◆ **EXERCISE INSTRUCTIONS**: Below are records. Find each line in them that holds the word "searching" and copy it.

Interface dataset entries:

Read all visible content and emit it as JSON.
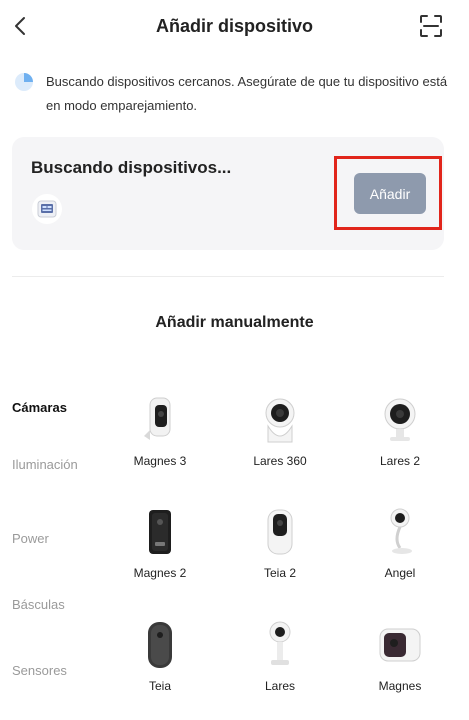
{
  "header": {
    "title": "Añadir dispositivo",
    "back_icon": "chevron-left-icon",
    "scan_icon": "scan-frame-icon"
  },
  "searching": {
    "hint": "Buscando dispositivos cercanos. Asegúrate de que tu dispositivo está en modo emparejamiento.",
    "icon": "searching-pulse-icon"
  },
  "found_card": {
    "title": "Buscando dispositivos...",
    "device_icon": "display-device-icon",
    "add_label": "Añadir",
    "add_button_color": "#8e9aad",
    "highlight_color": "#e1251b"
  },
  "manual": {
    "title": "Añadir manualmente",
    "categories": [
      {
        "label": "Cámaras",
        "active": true
      },
      {
        "label": "Iluminación",
        "active": false
      },
      {
        "label": "Power",
        "active": false
      },
      {
        "label": "Básculas",
        "active": false
      },
      {
        "label": "Sensores",
        "active": false
      }
    ],
    "devices": [
      {
        "label": "Magnes 3",
        "icon": "battery-camera-icon"
      },
      {
        "label": "Lares 360",
        "icon": "dome-camera-icon"
      },
      {
        "label": "Lares 2",
        "icon": "round-camera-icon"
      },
      {
        "label": "Magnes 2",
        "icon": "doorbell-camera-icon"
      },
      {
        "label": "Teia 2",
        "icon": "cylinder-camera-icon"
      },
      {
        "label": "Angel",
        "icon": "baby-camera-icon"
      },
      {
        "label": "Teia",
        "icon": "capsule-camera-icon"
      },
      {
        "label": "Lares",
        "icon": "mini-camera-icon"
      },
      {
        "label": "Magnes",
        "icon": "box-camera-icon"
      }
    ]
  }
}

◆ **WRITTEN ANSWER**:
  "searching": {
    "icon": "searching-pulse-icon"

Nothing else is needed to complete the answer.